● **EXTRACTED DATA**:
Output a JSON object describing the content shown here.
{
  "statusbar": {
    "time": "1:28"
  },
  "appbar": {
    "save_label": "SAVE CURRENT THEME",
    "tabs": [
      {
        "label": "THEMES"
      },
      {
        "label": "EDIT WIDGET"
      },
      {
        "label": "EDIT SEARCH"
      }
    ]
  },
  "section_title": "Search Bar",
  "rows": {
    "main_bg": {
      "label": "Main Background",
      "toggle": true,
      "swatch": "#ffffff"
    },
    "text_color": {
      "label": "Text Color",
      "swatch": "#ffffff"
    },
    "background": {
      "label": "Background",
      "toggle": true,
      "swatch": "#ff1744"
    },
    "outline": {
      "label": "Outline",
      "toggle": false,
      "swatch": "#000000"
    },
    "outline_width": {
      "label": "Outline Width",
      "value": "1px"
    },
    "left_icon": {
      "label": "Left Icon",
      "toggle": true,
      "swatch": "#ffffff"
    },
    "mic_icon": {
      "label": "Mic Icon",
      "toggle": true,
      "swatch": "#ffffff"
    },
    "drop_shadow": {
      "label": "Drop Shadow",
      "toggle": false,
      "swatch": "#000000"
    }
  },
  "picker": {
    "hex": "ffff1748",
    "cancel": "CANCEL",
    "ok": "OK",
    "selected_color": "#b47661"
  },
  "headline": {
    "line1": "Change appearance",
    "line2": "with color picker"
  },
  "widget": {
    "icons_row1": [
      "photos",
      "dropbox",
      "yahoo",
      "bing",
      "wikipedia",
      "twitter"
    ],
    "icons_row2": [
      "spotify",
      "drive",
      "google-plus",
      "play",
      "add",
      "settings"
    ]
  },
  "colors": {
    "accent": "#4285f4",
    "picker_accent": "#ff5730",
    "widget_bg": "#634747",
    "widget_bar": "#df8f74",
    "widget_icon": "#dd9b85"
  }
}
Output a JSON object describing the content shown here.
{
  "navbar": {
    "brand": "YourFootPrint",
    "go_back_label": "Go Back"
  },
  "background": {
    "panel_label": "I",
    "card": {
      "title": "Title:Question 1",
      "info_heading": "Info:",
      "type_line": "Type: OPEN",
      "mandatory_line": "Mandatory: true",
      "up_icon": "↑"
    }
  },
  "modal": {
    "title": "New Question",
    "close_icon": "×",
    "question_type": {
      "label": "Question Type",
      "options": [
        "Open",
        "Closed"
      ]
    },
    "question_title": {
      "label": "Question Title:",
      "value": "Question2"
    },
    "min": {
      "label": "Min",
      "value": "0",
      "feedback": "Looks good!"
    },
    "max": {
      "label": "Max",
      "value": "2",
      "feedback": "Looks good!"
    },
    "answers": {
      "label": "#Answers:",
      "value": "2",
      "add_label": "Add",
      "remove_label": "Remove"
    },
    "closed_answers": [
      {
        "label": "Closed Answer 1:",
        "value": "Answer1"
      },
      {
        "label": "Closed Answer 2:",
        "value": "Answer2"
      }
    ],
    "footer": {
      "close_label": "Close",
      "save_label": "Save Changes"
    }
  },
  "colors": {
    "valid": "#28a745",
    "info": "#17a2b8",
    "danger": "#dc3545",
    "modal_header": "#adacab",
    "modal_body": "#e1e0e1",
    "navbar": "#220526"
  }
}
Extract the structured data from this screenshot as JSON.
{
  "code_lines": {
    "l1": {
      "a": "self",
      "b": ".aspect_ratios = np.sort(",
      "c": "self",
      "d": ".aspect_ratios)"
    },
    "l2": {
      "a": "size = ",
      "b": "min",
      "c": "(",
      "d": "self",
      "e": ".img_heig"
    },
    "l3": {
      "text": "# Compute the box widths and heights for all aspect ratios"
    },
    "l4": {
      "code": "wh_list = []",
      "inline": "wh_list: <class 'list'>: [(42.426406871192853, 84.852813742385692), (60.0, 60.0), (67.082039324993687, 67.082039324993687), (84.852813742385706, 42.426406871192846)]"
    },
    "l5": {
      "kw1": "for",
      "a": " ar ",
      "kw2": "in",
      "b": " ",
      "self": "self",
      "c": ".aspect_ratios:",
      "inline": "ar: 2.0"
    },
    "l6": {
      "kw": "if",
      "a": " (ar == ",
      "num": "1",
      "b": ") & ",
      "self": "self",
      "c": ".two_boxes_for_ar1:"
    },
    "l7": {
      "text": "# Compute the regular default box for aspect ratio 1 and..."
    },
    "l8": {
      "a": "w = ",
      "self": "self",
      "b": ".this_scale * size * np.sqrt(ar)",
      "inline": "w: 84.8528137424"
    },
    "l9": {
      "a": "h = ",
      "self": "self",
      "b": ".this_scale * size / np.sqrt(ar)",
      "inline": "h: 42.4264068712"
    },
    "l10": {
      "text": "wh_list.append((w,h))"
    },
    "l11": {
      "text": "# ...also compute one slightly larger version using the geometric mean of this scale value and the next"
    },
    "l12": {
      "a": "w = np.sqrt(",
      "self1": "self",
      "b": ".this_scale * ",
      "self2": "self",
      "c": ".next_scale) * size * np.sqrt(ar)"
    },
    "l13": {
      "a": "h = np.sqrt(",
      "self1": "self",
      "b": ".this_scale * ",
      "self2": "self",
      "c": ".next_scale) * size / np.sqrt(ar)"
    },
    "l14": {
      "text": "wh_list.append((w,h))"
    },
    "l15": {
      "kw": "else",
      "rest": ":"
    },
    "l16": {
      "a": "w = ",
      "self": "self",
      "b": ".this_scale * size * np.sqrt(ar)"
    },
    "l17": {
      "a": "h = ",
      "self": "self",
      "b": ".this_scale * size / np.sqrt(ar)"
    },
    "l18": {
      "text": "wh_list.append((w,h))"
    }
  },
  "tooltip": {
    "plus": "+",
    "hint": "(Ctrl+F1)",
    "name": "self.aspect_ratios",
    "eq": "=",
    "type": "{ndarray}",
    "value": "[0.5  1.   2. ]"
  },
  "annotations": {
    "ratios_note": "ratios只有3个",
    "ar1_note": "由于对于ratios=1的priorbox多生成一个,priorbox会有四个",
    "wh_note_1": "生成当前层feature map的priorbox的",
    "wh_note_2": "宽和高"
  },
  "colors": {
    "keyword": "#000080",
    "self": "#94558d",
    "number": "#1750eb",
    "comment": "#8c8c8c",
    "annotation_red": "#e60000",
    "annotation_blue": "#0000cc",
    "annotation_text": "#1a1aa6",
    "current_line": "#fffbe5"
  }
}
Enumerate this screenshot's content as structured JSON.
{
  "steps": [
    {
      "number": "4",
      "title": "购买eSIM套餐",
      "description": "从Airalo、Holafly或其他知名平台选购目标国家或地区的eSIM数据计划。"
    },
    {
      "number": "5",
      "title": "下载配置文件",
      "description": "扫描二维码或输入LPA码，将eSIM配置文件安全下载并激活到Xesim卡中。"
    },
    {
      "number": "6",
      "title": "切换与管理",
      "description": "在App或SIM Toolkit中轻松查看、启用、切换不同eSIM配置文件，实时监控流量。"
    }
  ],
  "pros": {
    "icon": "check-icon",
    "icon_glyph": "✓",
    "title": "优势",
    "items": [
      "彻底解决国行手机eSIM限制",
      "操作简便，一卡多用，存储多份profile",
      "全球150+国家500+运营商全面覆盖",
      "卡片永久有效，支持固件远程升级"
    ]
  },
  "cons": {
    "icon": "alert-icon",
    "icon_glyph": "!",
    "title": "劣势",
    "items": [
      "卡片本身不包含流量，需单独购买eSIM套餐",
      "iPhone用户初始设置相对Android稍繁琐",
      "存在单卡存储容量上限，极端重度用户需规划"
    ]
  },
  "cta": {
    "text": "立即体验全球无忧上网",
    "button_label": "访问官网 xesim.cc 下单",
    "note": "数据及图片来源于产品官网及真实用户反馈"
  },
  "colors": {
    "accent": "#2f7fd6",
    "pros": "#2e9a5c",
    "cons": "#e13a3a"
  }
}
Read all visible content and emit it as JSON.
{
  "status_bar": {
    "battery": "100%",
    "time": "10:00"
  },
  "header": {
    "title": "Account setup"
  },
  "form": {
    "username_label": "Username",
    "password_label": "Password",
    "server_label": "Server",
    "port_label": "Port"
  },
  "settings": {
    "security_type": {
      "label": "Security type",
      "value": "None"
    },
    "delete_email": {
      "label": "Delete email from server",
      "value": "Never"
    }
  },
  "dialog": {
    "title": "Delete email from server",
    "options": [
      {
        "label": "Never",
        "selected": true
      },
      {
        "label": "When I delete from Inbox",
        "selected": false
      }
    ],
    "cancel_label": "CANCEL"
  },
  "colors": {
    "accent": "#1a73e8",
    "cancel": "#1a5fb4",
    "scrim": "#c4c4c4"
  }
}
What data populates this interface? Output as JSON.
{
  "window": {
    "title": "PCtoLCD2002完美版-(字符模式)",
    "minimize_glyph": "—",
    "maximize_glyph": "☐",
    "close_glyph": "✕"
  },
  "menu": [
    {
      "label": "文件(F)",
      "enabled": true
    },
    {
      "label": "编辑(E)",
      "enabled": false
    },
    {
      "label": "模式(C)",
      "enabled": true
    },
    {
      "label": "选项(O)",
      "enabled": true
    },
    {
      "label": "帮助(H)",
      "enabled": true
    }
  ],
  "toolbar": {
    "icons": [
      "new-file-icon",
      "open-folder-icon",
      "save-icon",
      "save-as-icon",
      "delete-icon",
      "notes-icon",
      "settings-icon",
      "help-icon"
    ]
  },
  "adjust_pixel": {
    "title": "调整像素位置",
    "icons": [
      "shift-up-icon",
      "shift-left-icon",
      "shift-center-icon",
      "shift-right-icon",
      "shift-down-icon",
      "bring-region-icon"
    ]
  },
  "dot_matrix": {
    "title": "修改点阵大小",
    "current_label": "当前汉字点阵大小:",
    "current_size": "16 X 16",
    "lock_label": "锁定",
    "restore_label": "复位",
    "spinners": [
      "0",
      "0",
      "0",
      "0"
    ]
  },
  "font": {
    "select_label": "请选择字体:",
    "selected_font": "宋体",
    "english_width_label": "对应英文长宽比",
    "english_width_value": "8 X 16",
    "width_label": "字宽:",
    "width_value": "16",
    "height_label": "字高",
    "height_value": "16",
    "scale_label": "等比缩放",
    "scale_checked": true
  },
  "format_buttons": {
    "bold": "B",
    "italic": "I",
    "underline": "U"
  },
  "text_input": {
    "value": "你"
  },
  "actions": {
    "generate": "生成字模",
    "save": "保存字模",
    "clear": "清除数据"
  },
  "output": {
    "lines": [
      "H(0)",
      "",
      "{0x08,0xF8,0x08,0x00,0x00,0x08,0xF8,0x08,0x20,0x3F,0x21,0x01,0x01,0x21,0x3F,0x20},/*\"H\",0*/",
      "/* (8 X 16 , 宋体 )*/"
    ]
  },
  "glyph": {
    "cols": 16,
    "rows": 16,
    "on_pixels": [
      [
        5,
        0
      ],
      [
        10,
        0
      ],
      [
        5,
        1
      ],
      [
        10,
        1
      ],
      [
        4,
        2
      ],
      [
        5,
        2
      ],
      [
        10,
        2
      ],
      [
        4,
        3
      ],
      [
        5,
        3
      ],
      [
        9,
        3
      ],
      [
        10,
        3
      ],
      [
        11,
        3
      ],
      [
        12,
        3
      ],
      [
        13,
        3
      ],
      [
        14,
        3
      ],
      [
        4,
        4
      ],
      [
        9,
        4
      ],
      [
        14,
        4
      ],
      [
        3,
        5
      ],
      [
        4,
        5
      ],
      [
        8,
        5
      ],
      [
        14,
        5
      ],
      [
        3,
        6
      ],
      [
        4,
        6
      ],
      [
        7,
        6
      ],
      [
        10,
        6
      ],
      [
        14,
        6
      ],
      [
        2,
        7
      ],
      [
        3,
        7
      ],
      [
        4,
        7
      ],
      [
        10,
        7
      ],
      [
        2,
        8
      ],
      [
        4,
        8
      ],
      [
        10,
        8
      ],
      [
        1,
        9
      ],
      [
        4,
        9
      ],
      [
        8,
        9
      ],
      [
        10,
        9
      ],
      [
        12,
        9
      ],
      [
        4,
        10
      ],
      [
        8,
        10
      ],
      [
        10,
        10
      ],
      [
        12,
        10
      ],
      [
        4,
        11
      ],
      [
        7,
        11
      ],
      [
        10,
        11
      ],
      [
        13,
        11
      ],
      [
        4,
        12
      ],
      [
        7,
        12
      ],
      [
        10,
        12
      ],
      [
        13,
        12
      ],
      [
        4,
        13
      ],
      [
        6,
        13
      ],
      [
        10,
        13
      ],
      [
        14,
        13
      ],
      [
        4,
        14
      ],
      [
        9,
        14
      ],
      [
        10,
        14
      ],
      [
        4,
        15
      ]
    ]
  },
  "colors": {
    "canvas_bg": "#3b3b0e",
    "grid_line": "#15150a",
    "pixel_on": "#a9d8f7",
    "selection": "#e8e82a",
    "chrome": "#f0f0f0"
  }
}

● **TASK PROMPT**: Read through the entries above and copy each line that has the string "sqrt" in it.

● **PROBLEM SOLUTION**:
      "b": ".this_scale * size * np.sqrt(ar)",
      "b": ".this_scale * size / np.sqrt(ar)",
      "a": "w = np.sqrt(",
      "c": ".next_scale) * size * np.sqrt(ar)"
      "a": "h = np.sqrt(",
      "c": ".next_scale) * size / np.sqrt(ar)"
      "b": ".this_scale * size * np.sqrt(ar)"
      "b": ".this_scale * size / np.sqrt(ar)"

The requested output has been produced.